___ Data to process

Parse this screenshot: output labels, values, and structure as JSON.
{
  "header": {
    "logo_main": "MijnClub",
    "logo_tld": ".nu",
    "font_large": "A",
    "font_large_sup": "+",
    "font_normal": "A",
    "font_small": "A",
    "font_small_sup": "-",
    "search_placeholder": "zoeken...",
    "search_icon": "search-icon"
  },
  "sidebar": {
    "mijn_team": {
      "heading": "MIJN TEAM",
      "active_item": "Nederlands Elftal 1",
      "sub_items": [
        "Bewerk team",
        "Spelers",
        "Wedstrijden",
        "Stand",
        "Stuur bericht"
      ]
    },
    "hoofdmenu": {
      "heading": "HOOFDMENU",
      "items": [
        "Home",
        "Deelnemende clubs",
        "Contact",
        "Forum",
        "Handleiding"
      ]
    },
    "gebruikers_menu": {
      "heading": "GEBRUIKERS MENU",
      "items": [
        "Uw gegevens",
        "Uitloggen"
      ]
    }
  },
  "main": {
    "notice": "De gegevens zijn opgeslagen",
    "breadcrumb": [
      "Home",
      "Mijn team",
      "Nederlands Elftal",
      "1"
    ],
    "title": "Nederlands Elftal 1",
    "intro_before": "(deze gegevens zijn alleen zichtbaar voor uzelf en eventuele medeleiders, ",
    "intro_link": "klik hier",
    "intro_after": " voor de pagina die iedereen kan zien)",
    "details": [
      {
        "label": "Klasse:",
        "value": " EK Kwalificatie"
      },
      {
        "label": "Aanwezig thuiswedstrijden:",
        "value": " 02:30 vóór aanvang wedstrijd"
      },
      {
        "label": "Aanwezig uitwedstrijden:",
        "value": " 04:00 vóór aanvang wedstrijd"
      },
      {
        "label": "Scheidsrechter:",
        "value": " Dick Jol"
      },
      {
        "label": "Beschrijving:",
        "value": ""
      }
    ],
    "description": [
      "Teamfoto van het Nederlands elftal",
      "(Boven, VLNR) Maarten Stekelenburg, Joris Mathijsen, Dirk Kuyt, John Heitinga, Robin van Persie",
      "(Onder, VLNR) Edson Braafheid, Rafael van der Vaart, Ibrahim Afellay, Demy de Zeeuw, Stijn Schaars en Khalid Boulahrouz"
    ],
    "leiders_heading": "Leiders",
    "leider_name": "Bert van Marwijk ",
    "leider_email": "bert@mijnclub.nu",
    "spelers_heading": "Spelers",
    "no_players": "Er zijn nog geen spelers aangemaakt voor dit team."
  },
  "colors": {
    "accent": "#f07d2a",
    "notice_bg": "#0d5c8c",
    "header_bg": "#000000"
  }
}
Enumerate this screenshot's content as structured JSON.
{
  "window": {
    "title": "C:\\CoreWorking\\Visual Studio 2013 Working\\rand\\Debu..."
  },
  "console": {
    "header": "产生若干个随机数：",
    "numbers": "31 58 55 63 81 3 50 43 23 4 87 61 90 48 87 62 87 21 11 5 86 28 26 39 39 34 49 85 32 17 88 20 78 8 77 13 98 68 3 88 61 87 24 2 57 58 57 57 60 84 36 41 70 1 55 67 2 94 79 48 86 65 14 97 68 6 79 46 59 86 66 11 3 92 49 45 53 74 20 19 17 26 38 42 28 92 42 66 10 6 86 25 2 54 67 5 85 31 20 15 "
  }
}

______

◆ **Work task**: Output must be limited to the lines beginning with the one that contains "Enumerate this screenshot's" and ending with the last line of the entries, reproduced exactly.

◆ **Solution to this task**:
Enumerate this screenshot's content as structured JSON.
{
  "window": {
    "title": "C:\\CoreWorking\\Visual Studio 2013 Working\\rand\\Debu..."
  },
  "console": {
    "header": "产生若干个随机数：",
    "numbers": "31 58 55 63 81 3 50 43 23 4 87 61 90 48 87 62 87 21 11 5 86 28 26 39 39 34 49 85 32 17 88 20 78 8 77 13 98 68 3 88 61 87 24 2 57 58 57 57 60 84 36 41 70 1 55 67 2 94 79 48 86 65 14 97 68 6 79 46 59 86 66 11 3 92 49 45 53 74 20 19 17 26 38 42 28 92 42 66 10 6 86 25 2 54 67 5 85 31 20 15 "
  }
}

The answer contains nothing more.